I love Ken Briggs's sharp, sly observation about the silliness of what most of the cardinals being interviewed lately about the papal conclave are saying: he notes that the Holy Spirit, who's supposedly in charge of the whole shindig, can't even get a press conference. And then he observes,
The storyline is that the Roman Catholic church needs someone at the helm who can put the swarm of crises behind it without changing a thing. No wonder the Holy Ghost has been edged out.
As Leonardo Boff notes in a powerful essay now on his website advising us not to forget the Holy Spirit (an English translation by Bettina Gold-Hartnack is here),
In a previous article we tried to rescue the dimension of the “spirit” that has largely been submerged in modern materialist and consumerist culture. Now we want to rescue the figure of the Holy Spirit, which is always marginalized or forgotten in the Latin Church. Since she is a Church of power, she does not coexist well with charisma, which belongs to the Holy Spirit. The Holy Spirit is the fantasy of God and the motor of change, which are not welcomed by the old hierarchical institution. But the Holy Spirit is coming back.

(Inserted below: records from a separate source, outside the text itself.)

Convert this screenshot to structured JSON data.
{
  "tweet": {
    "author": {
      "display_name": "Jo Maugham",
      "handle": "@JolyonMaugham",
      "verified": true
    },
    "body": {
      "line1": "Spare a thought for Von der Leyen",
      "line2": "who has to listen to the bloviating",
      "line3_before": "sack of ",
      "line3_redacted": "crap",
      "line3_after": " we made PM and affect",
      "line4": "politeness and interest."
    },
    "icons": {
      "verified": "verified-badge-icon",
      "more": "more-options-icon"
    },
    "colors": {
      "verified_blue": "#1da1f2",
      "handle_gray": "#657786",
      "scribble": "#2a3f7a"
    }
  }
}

I hope Boff is right about the Holy Spirit "coming back" for Catholics. I know he's right about the fact that the Catholic church is a church of power, and about how its emphasis on the allocation and use of power militates against remembering the Spirit--who is the fantasy of God and the motor of change.
As he maintains, these can hardly be "welcomed" by the old hierarchical institution (mit beidem kann die alte hierarchische Institution nicht gut leben) because the institution's sustenance, its self-preservation--its self-preservation as an institution that is all about power--depends on thwarting change and fantasy.
Except the most managed kinds of "change" and "fantasy"--and that's precisely Briggs's point: all the silly talk of cardinals in advance of the conclave has been about superficial image management, about manipulating the image of the church in the media. Without changing a single thing at a substantive level.
The graphic: the Cenacle in Jerusalem in which the Spirit is said to have descended on Jesus's followers following his resurrection. Note the windows. Which open to the world. The file is from Wikimedia Commons.